[Data about app and page elements]
· · ·

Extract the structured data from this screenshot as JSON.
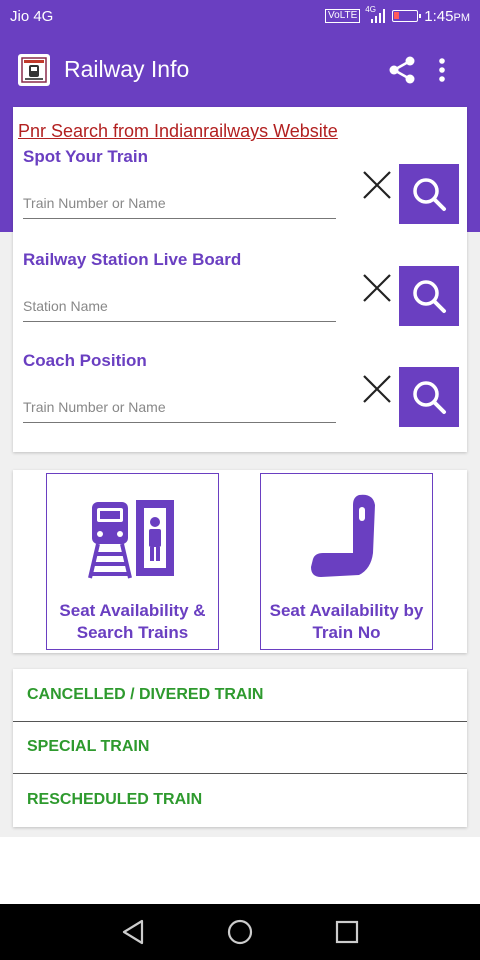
{
  "status_bar": {
    "carrier": "Jio 4G",
    "volte": "VoLTE",
    "network": "4G",
    "time": "1:45",
    "ampm": "PM"
  },
  "app_bar": {
    "title": "Railway Info",
    "logo_icon": "railway-logo-icon",
    "share_icon": "share-icon",
    "menu_icon": "more-vert-icon"
  },
  "search_card": {
    "pnr_link": "Pnr Search from Indianrailways Website",
    "sections": [
      {
        "title": "Spot Your Train",
        "placeholder": "Train Number or Name"
      },
      {
        "title": "Railway Station Live Board",
        "placeholder": "Station Name"
      },
      {
        "title": "Coach Position",
        "placeholder": "Train Number or Name"
      }
    ]
  },
  "tiles": [
    {
      "label": "Seat Availability & Search Trains",
      "icon": "train-station-icon"
    },
    {
      "label": "Seat Availability by Train No",
      "icon": "train-seat-icon"
    }
  ],
  "list": [
    {
      "label": "CANCELLED / DIVERED TRAIN"
    },
    {
      "label": "SPECIAL TRAIN"
    },
    {
      "label": "RESCHEDULED TRAIN"
    }
  ],
  "colors": {
    "primary": "#6a3fc1",
    "link_red": "#b22020",
    "list_green": "#2e9a2e"
  }
}
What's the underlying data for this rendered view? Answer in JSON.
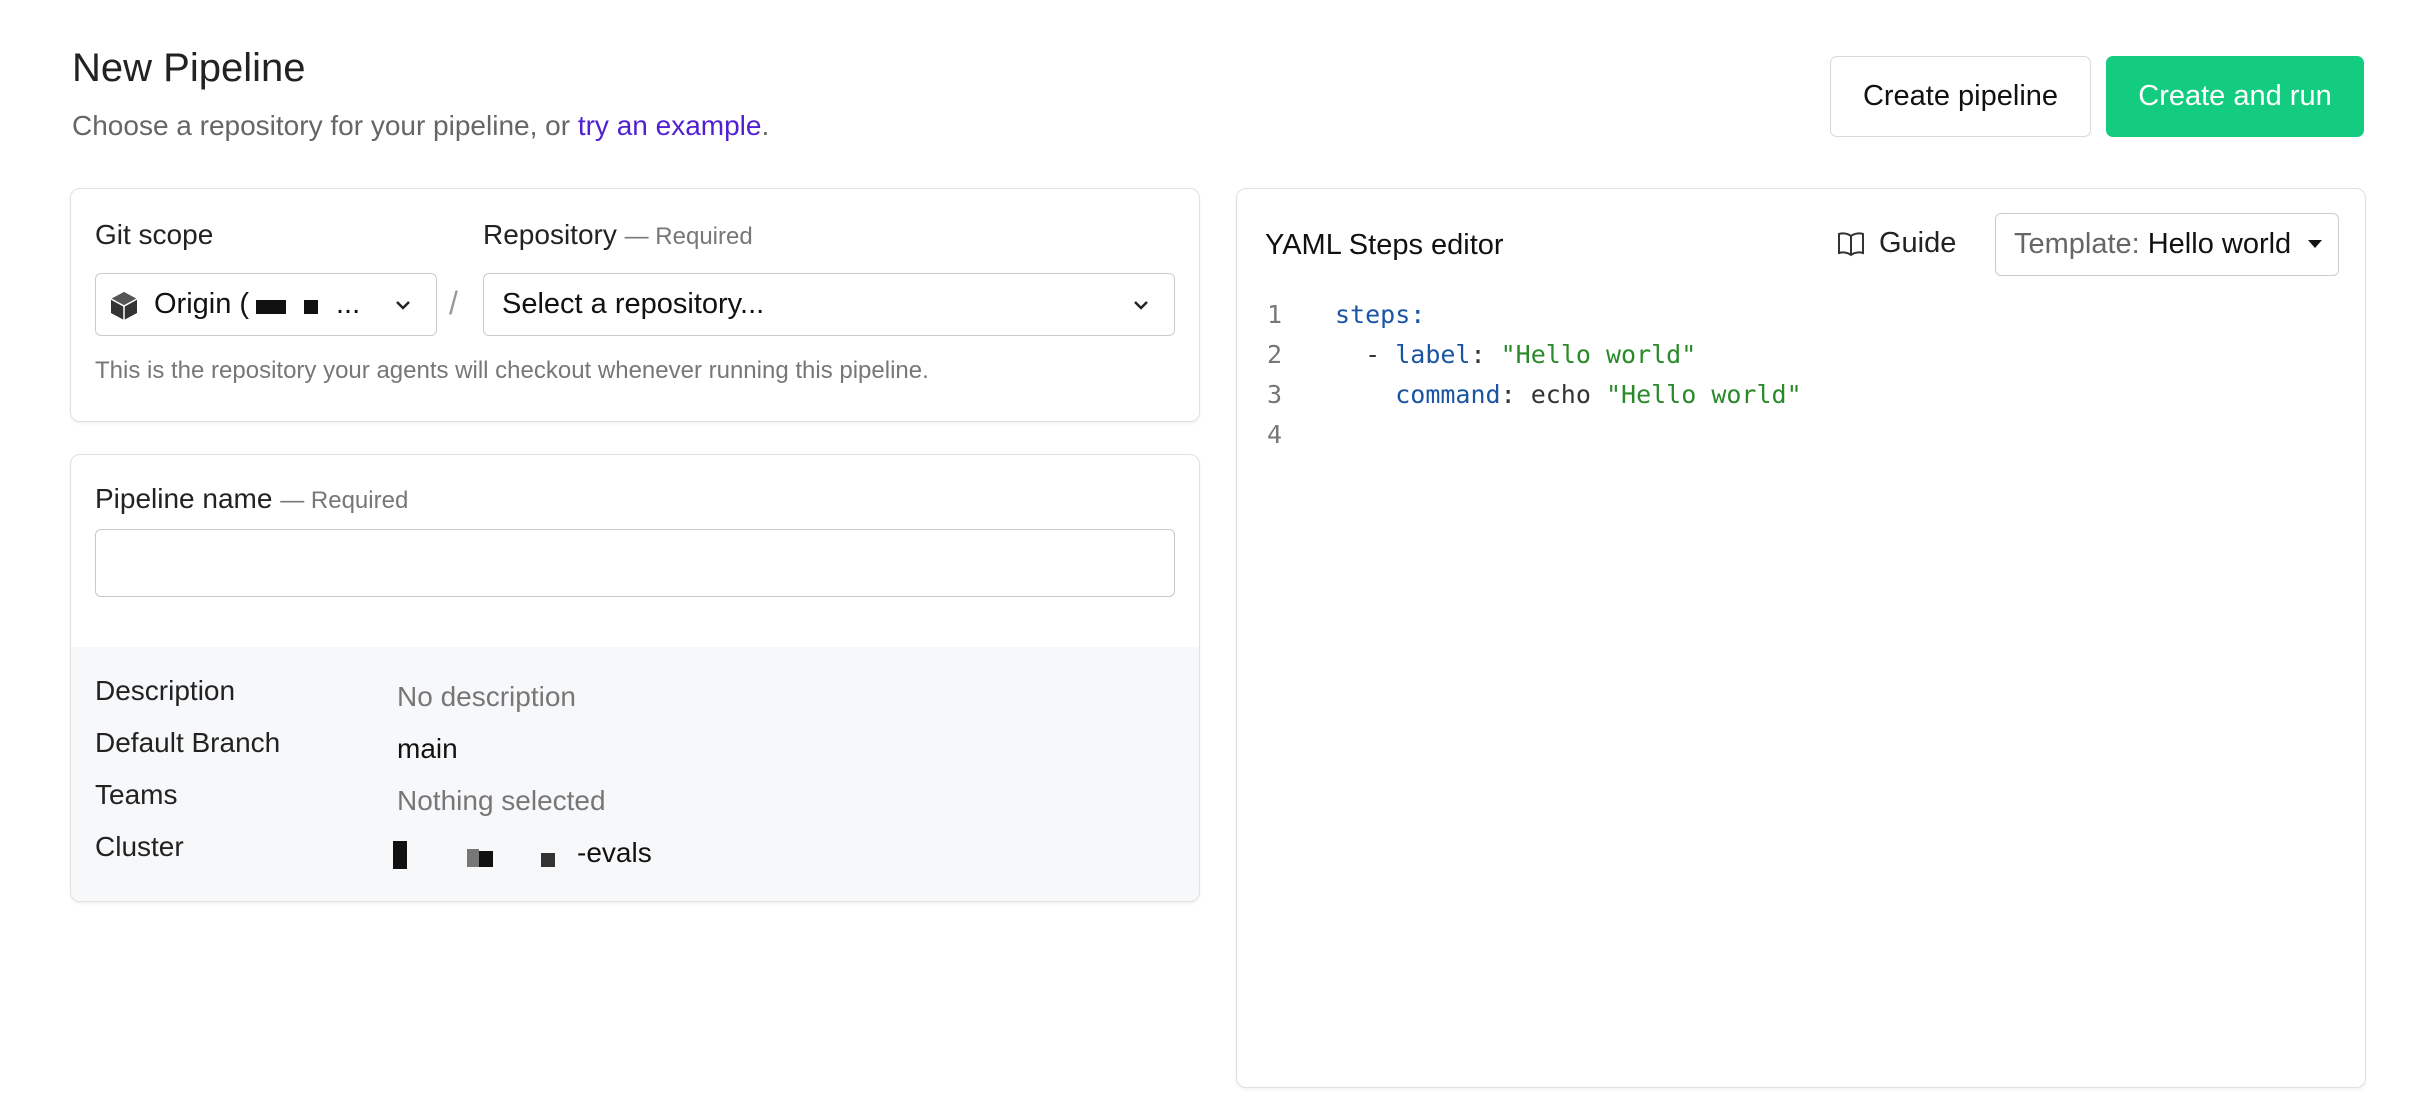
{
  "header": {
    "title": "New Pipeline",
    "subtitle_prefix": "Choose a repository for your pipeline, or ",
    "subtitle_link": "try an example",
    "subtitle_suffix": ".",
    "create_pipeline_label": "Create pipeline",
    "create_and_run_label": "Create and run"
  },
  "repo_card": {
    "git_scope_label": "Git scope",
    "git_scope_value": "Origin (",
    "git_scope_ellipsis": "...",
    "separator": "/",
    "repository_label": "Repository",
    "repository_required": "— Required",
    "repository_placeholder": "Select a repository...",
    "hint": "This is the repository your agents will checkout whenever running this pipeline."
  },
  "pipeline_card": {
    "name_label": "Pipeline name",
    "name_required": "— Required",
    "name_value": "",
    "details": [
      {
        "key": "Description",
        "value": "No description"
      },
      {
        "key": "Default Branch",
        "value": "main"
      },
      {
        "key": "Teams",
        "value": "Nothing selected"
      },
      {
        "key": "Cluster",
        "value": "-evals"
      }
    ]
  },
  "yaml_editor": {
    "title": "YAML Steps editor",
    "guide_label": "Guide",
    "template_prefix": "Template:",
    "template_value": "Hello world",
    "line_numbers": [
      "1",
      "2",
      "3",
      "4"
    ],
    "line1_key": "steps",
    "line2_dash": "- ",
    "line2_key": "label",
    "line2_value": "\"Hello world\"",
    "line3_key": "command",
    "line3_cmd": "echo ",
    "line3_value": "\"Hello world\"",
    "colon": ":"
  },
  "colors": {
    "primary_button": "#14cc80",
    "link": "#4f1fd1",
    "yaml_key": "#1a55a5",
    "yaml_string": "#2a8a2a"
  },
  "icons": {
    "git_scope": "cube-icon",
    "dropdown": "chevron-down-icon",
    "guide": "book-icon",
    "template": "caret-down-icon"
  }
}
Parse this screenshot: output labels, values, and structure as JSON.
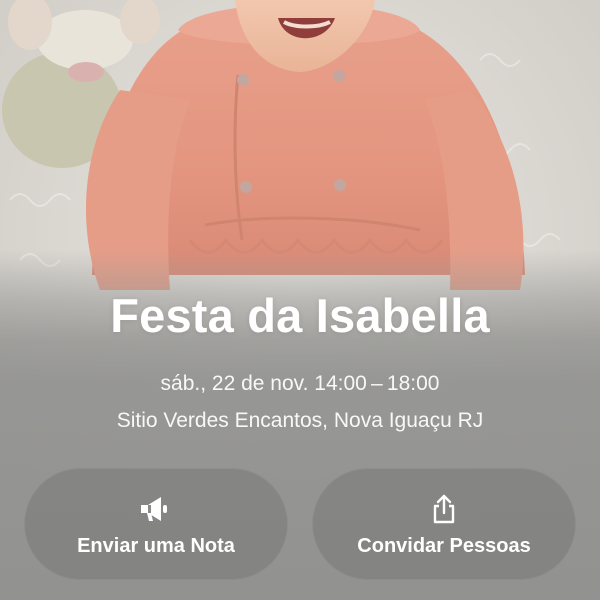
{
  "event": {
    "title": "Festa da Isabella",
    "datetime": "sáb., 22 de nov. 14:00 – 18:00",
    "location": "Sitio Verdes Encantos, Nova Iguaçu RJ"
  },
  "actions": [
    {
      "label": "Enviar uma Nota",
      "icon": "megaphone-icon"
    },
    {
      "label": "Convidar Pessoas",
      "icon": "share-icon"
    }
  ],
  "colors": {
    "text": "#ffffff",
    "outfit": "#e59a84",
    "button_fill": "#7c7c7a"
  }
}
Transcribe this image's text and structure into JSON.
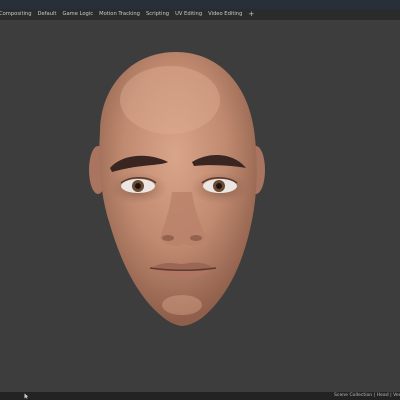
{
  "workspace_tabs": [
    "Compositing",
    "Default",
    "Game Logic",
    "Motion Tracking",
    "Scripting",
    "UV Editing",
    "Video Editing"
  ],
  "add_tab_label": "+",
  "status_bar": {
    "text": "Scene Collection | Head | Verts:63"
  },
  "icons": {
    "status": "cursor-icon"
  },
  "colors": {
    "viewport_bg": "#3d3d3d",
    "header_bg": "#2b2b2b",
    "skin": "#c48e74"
  }
}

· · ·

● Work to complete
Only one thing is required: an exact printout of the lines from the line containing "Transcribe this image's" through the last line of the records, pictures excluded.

● Answer section
Transcribe this image's text and structure into JSON.
{
  "workspace_tabs": [
    "Compositing",
    "Default",
    "Game Logic",
    "Motion Tracking",
    "Scripting",
    "UV Editing",
    "Video Editing"
  ],
  "add_tab_label": "+",
  "status_bar": {
    "text": "Scene Collection | Head | Verts:63"
  },
  "icons": {
    "status": "cursor-icon"
  },
  "colors": {
    "viewport_bg": "#3d3d3d",
    "header_bg": "#2b2b2b",
    "skin": "#c48e74"
  }
}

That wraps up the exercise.